Wow, SUNSHINE! I love L. A….

Not a drip of smog, blue skies, warm days, scantily-fashionably clad beautiful people everywhere…

Beach, Santa Monica, California, 2009 by David Leland Hyde, Nikon D90 hand held.

…The speed limit is 45 on the Pacific Coast Highway in Santa Monica and I’m doing 60. Mercedes, BMW’s, Porsches blasting past me like I’m standing still. The last mad race of a race madly running like lemmings into the sun… On the radio of the convertible Mustang ahead of me, Madonna scintillating, “You might be my lucky star…” The girl in the white Saab looks at me, like, “You have a lot of nerve to drive that old jalopy van along here and look at me.”

The van is a quiet tan from an era gone by, but not lost at Santa Monica College. They teach cutting edge digital photography and old fashioned darkroom black and white print making.
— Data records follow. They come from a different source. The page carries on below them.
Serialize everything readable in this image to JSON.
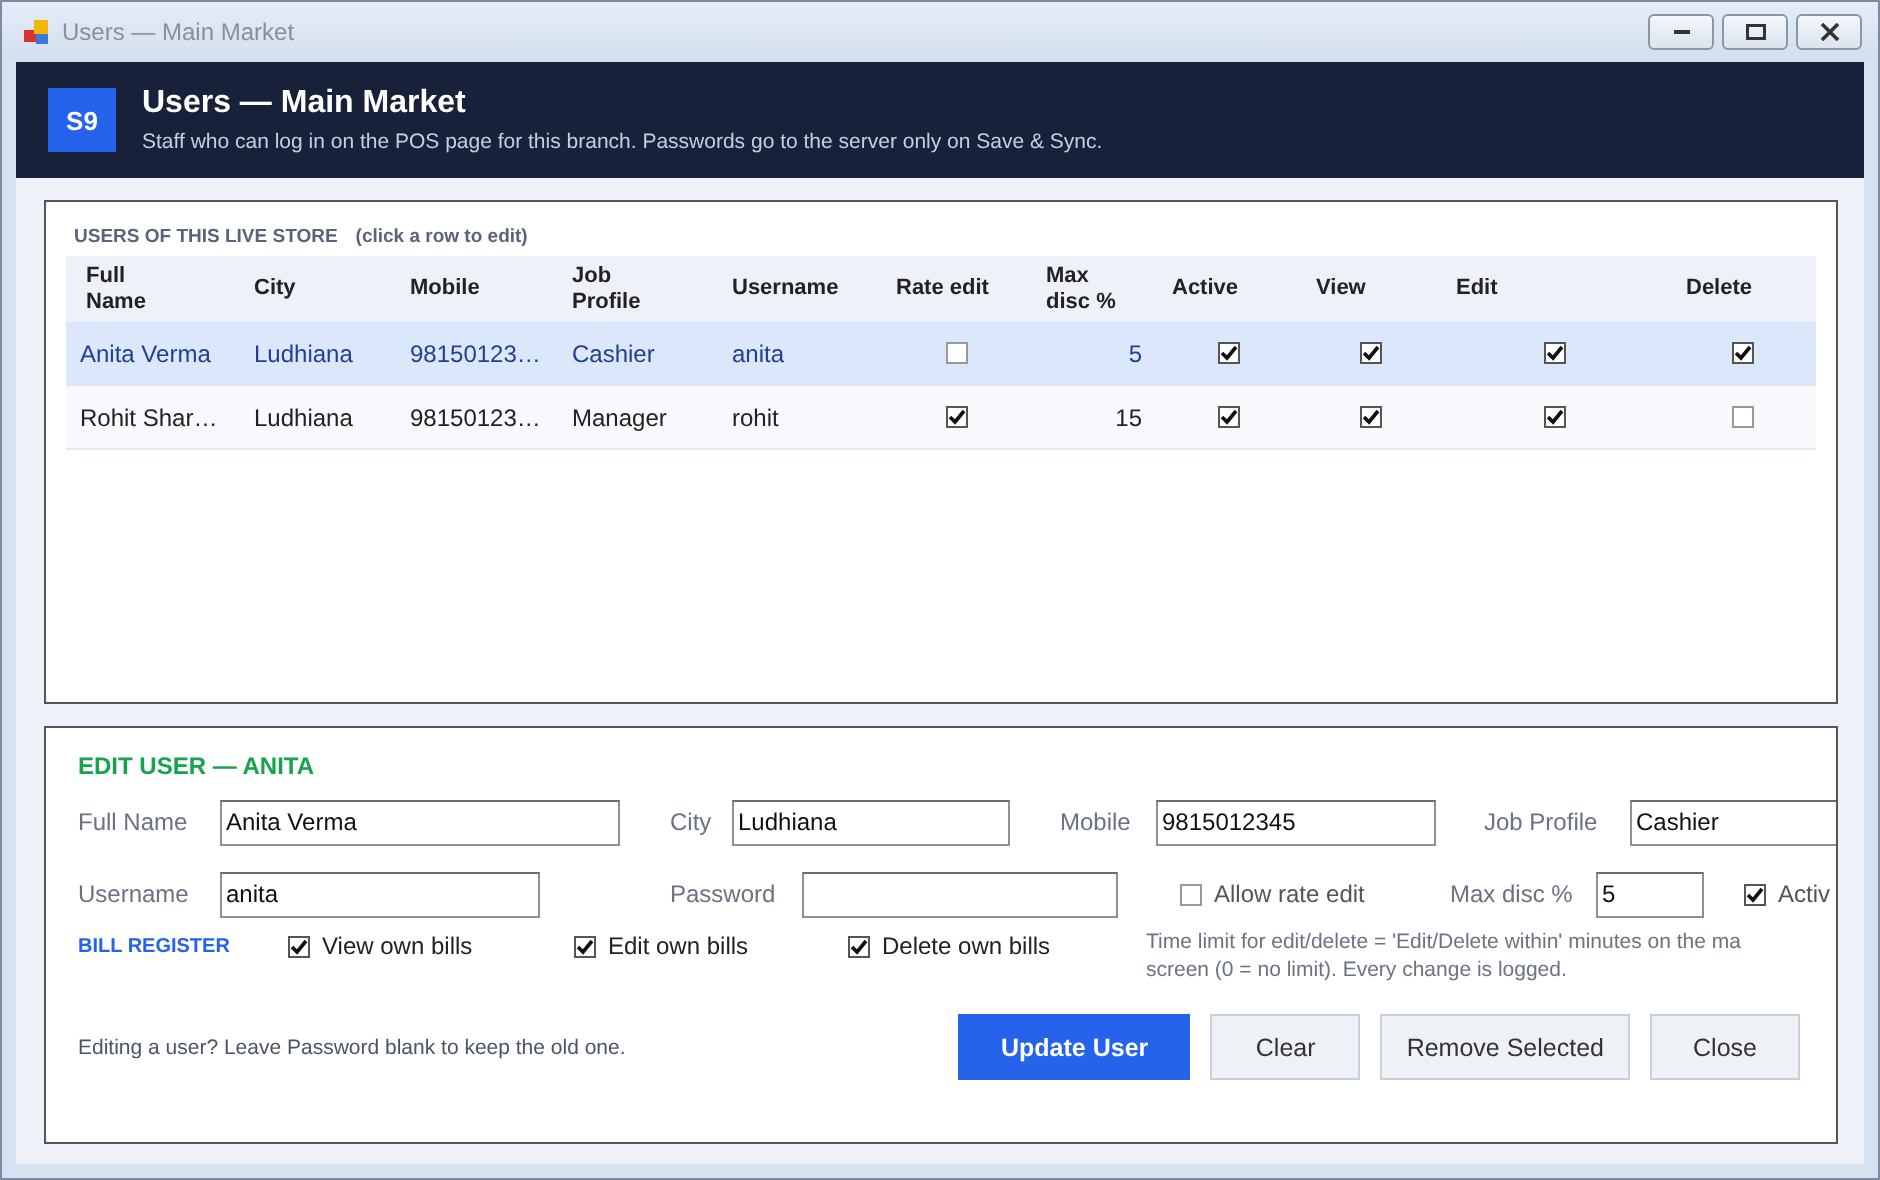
{
  "window": {
    "title": "Users — Main Market"
  },
  "header": {
    "badge": "S9",
    "title": "Users — Main Market",
    "subtitle": "Staff who can log in on the POS page for this branch. Passwords go to the server only on Save & Sync."
  },
  "users_panel": {
    "title": "USERS OF THIS LIVE STORE",
    "hint": "(click a row to edit)",
    "columns": [
      {
        "label": "Full Name",
        "kind": "text"
      },
      {
        "label": "City",
        "kind": "text"
      },
      {
        "label": "Mobile",
        "kind": "text"
      },
      {
        "label": "Job Profile",
        "kind": "text"
      },
      {
        "label": "Username",
        "kind": "text"
      },
      {
        "label": "Rate edit",
        "kind": "check"
      },
      {
        "label": "Max disc %",
        "kind": "number"
      },
      {
        "label": "Active",
        "kind": "check"
      },
      {
        "label": "View",
        "kind": "check"
      },
      {
        "label": "Edit",
        "kind": "check"
      },
      {
        "label": "Delete",
        "kind": "check"
      }
    ],
    "rows": [
      {
        "selected": true,
        "cells": [
          "Anita Verma",
          "Ludhiana",
          "98150123…",
          "Cashier",
          "anita",
          {
            "checked": false
          },
          "5",
          {
            "checked": true
          },
          {
            "checked": true
          },
          {
            "checked": true
          },
          {
            "checked": true
          }
        ]
      },
      {
        "selected": false,
        "cells": [
          "Rohit Shar…",
          "Ludhiana",
          "98150123…",
          "Manager",
          "rohit",
          {
            "checked": true
          },
          "15",
          {
            "checked": true
          },
          {
            "checked": true
          },
          {
            "checked": true
          },
          {
            "checked": false
          }
        ]
      }
    ]
  },
  "edit_panel": {
    "title": "EDIT USER — ANITA",
    "fields": [
      {
        "kind": "input",
        "label": "Full Name",
        "value": "Anita Verma"
      },
      {
        "kind": "input",
        "label": "City",
        "value": "Ludhiana"
      },
      {
        "kind": "input",
        "label": "Mobile",
        "value": "9815012345"
      },
      {
        "kind": "input",
        "label": "Job Profile",
        "value": "Cashier"
      },
      {
        "kind": "input",
        "label": "Username",
        "value": "anita"
      },
      {
        "kind": "input",
        "label": "Password"
      },
      {
        "kind": "checkbox",
        "label": "Allow rate edit",
        "checked": false
      },
      {
        "kind": "input",
        "label": "Max disc %",
        "value": "5"
      },
      {
        "kind": "checkbox",
        "label": "Activ",
        "checked": true
      },
      {
        "kind": "heading",
        "label": "BILL REGISTER"
      },
      {
        "kind": "checkbox",
        "label": "View own bills",
        "checked": true
      },
      {
        "kind": "checkbox",
        "label": "Edit own bills",
        "checked": true
      },
      {
        "kind": "checkbox",
        "label": "Delete own bills",
        "checked": true
      },
      {
        "kind": "note",
        "lines": [
          "Time limit for edit/delete = 'Edit/Delete within' minutes on the ma",
          "screen (0 = no limit). Every change is logged."
        ]
      }
    ],
    "footer_hint": "Editing a user? Leave Password blank to keep the old one.",
    "buttons": [
      {
        "label": "Update User",
        "kind": "primary"
      },
      {
        "label": "Clear",
        "kind": "secondary"
      },
      {
        "label": "Remove Selected",
        "kind": "secondary"
      },
      {
        "label": "Close",
        "kind": "secondary"
      }
    ]
  }
}
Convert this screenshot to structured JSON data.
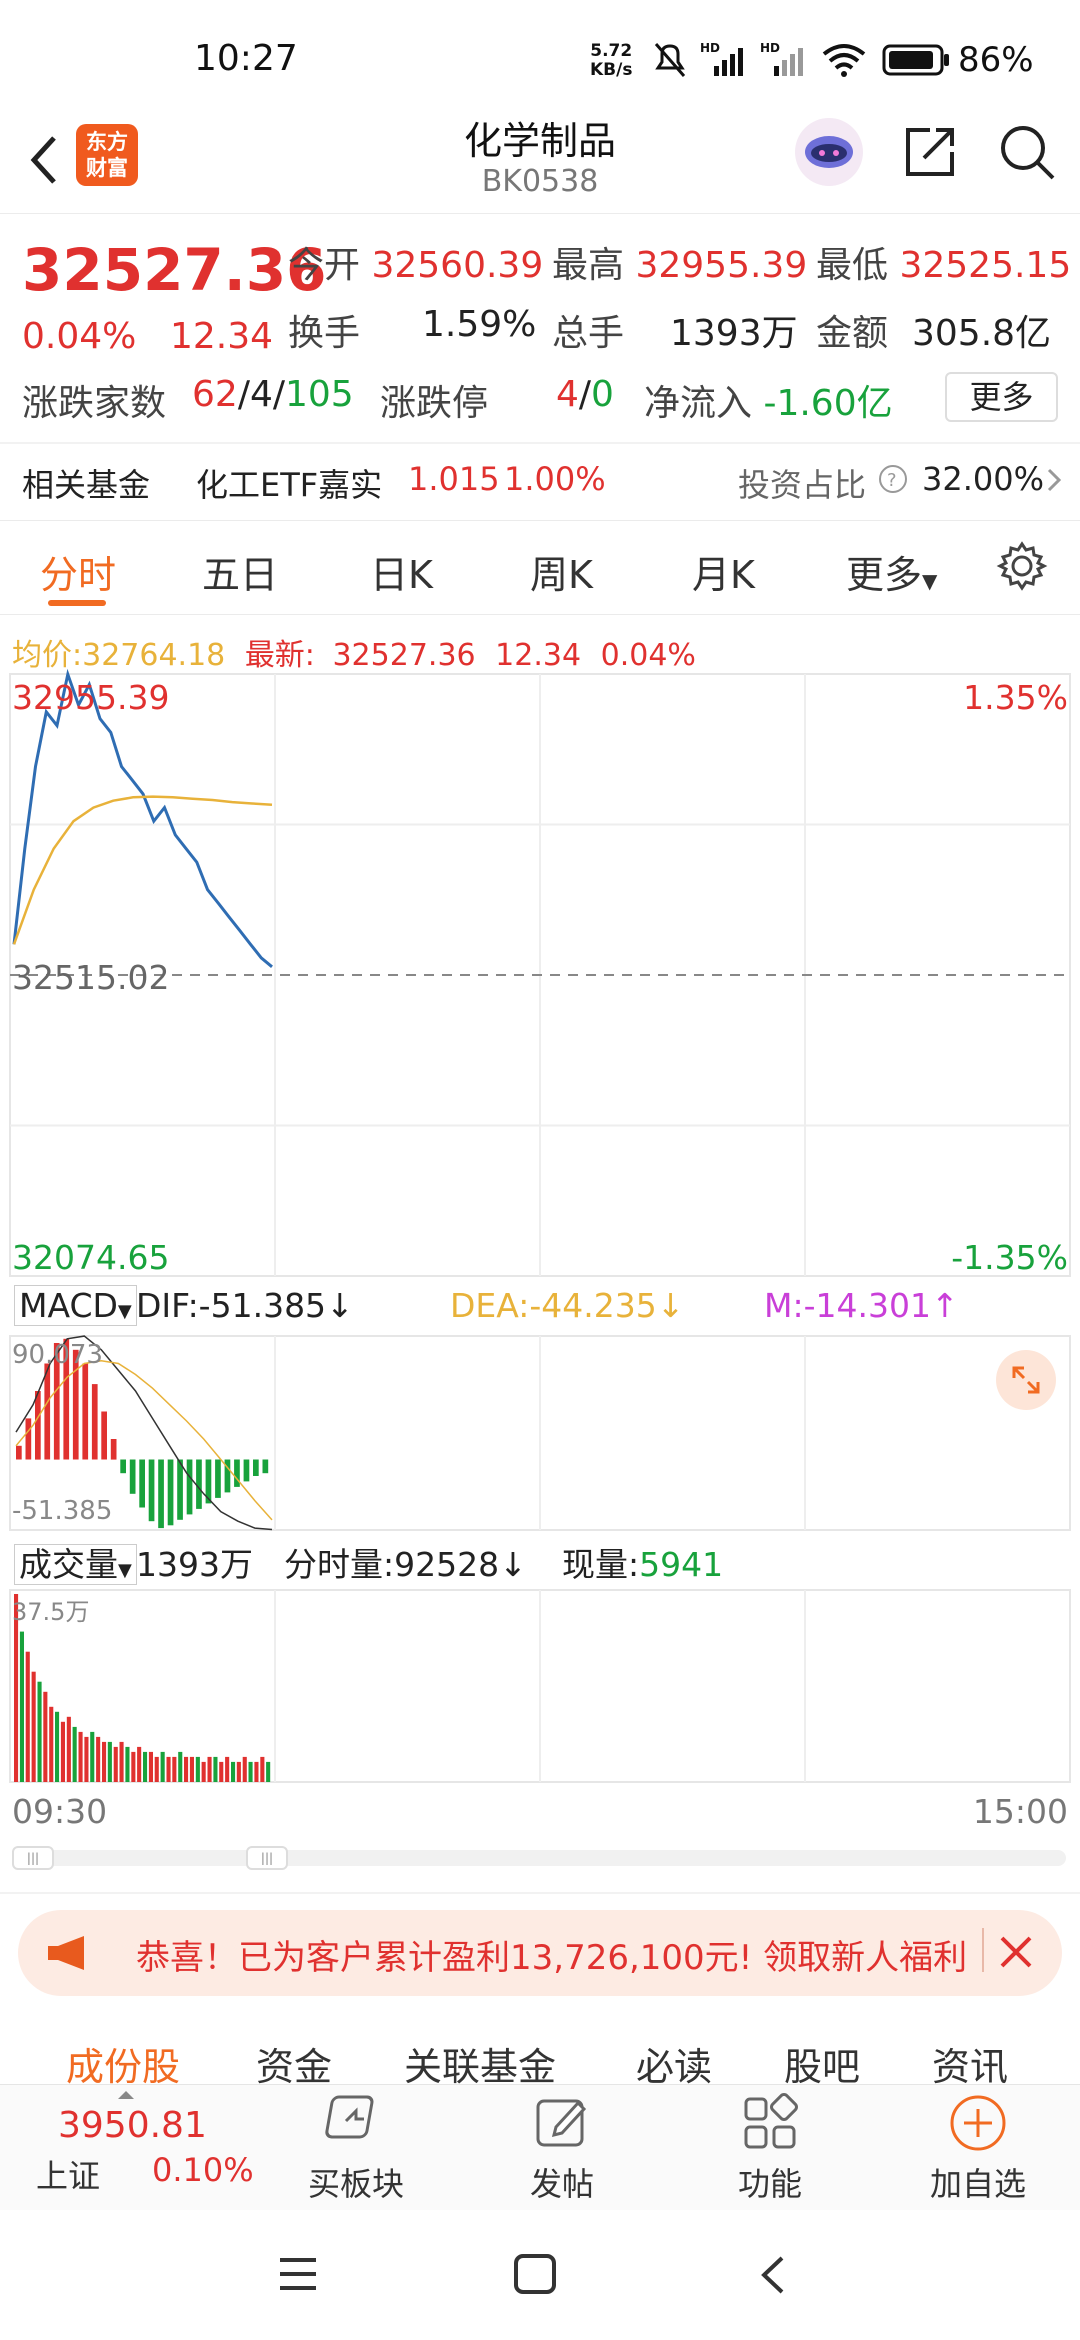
{
  "status_bar": {
    "time": "10:27",
    "net_speed": "5.72",
    "net_unit": "KB/s",
    "battery": "86%"
  },
  "header": {
    "logo_text_1": "东方",
    "logo_text_2": "财富",
    "title": "化学制品",
    "code": "BK0538",
    "icons": [
      "back-icon",
      "robot-avatar-icon",
      "share-icon",
      "search-icon"
    ]
  },
  "quote": {
    "price": "32527.36",
    "change_pct": "0.04%",
    "change_val": "12.34",
    "open_label": "今开",
    "open": "32560.39",
    "high_label": "最高",
    "high": "32955.39",
    "low_label": "最低",
    "low": "32525.15",
    "turnover_label": "换手",
    "turnover": "1.59%",
    "volume_label": "总手",
    "volume": "1393万",
    "amount_label": "金额",
    "amount": "305.8亿",
    "breadth_label": "涨跌家数",
    "breadth_up": "62",
    "breadth_flat": "4",
    "breadth_down": "105",
    "limit_label": "涨跌停",
    "limit_up": "4",
    "limit_down": "0",
    "netflow_label": "净流入",
    "netflow": "-1.60亿",
    "more": "更多"
  },
  "fund": {
    "label": "相关基金",
    "name": "化工ETF嘉实",
    "price": "1.015",
    "change": "1.00%",
    "ratio_label": "投资占比",
    "ratio": "32.00%"
  },
  "tabs": [
    "分时",
    "五日",
    "日K",
    "周K",
    "月K",
    "更多"
  ],
  "chart": {
    "avg_label": "均价:",
    "avg": "32764.18",
    "latest_label": "最新:",
    "latest": "32527.36",
    "latest_chg": "12.34",
    "latest_pct": "0.04%",
    "y_top": "32955.39",
    "y_mid": "32515.02",
    "y_bottom": "32074.65",
    "pct_top": "1.35%",
    "pct_bottom": "-1.35%",
    "macd_label": "MACD",
    "dif": "DIF:-51.385↓",
    "dea": "DEA:-44.235↓",
    "m": "M:-14.301↑",
    "macd_top": "90.073",
    "macd_bottom": "-51.385",
    "vol_label": "成交量",
    "vol_total": "1393万",
    "vol_tick": "分时量:92528↓",
    "vol_now_label": "现量:",
    "vol_now": "5941",
    "vol_max": "37.5万",
    "time_start": "09:30",
    "time_end": "15:00"
  },
  "promo": {
    "text": "恭喜！已为客户累计盈利13,726,100元! 领取新人福利"
  },
  "bottom_tabs": [
    "成份股",
    "资金",
    "关联基金",
    "必读",
    "股吧",
    "资讯"
  ],
  "bottom_bar": {
    "index_value": "3950.81",
    "index_name": "上证",
    "index_pct": "0.10%",
    "buy_label": "买板块",
    "post_label": "发帖",
    "func_label": "功能",
    "add_label": "加自选"
  },
  "colors": {
    "up": "#e0312f",
    "down": "#18a23c",
    "accent": "#f16b22",
    "price_line": "#2f6db3",
    "avg_line": "#e8b23a"
  },
  "chart_data": [
    {
      "type": "line",
      "title": "",
      "ylim": [
        32074.65,
        32955.39
      ],
      "series": [
        {
          "values": [
            32560,
            32700,
            32820,
            32900,
            32880,
            32955,
            32910,
            32940,
            32890,
            32870,
            32820,
            32800,
            32780,
            32740,
            32760,
            32720,
            32700,
            32680,
            32640,
            32620,
            32600,
            32580,
            32560,
            32540,
            32527
          ]
        },
        {
          "values": [
            32560,
            32640,
            32700,
            32740,
            32760,
            32770,
            32775,
            32776,
            32775,
            32773,
            32771,
            32768,
            32766,
            32764
          ]
        }
      ]
    },
    {
      "type": "bar",
      "title": "",
      "ylim": [
        -51.385,
        90.073
      ],
      "values": [
        10,
        30,
        50,
        70,
        85,
        88,
        80,
        70,
        55,
        35,
        15,
        -10,
        -25,
        -35,
        -45,
        -50,
        -48,
        -44,
        -40,
        -36,
        -32,
        -28,
        -24,
        -20,
        -16,
        -12,
        -10
      ]
    },
    {
      "type": "bar",
      "title": "",
      "values": [
        37.5,
        30,
        26,
        22,
        20,
        18,
        15,
        14,
        12,
        13,
        11,
        10,
        9,
        10,
        9,
        8,
        8,
        7,
        8,
        7,
        6,
        7,
        6,
        6,
        5,
        6,
        5,
        5,
        6,
        5,
        5,
        5,
        4,
        5,
        5,
        4,
        5,
        4,
        4,
        5,
        4,
        4,
        5,
        4
      ]
    }
  ]
}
It is the only college in the United States that still teaches Ilfochrome printing. Santa Monica College has millions of dollars in photography equipment. In the new and high tech business building on the second floor there’s this beautiful gallery space with top quality lighting, completely straight white bare walls, where the work of a quiet man who loved nature will hang for an instant in time. And this quiet show starts tonight. It is the “Road Less Traveled…”

Come see…
Tonight is the night.
Santa Monica College.
It will be good for your soul…
Love,
David Leland Hyde
Philip Hyde Photography
Fine Art For Earth’s Sake Since 1942

http://www.philiphyde.com/

This time the show will be at Mountain Light Gallery. A different show. Come see. It will be good for your soul…

And, maybe somewhere along the way, in Reno, Carson City, Mono Lake, Mammoth, Bishop, Lone Pine, Alabama Hills, maybe Death Valley National Park, maybe even Yosemite National Park, I will write another experience. There is always plenty to write about and photograph on the road…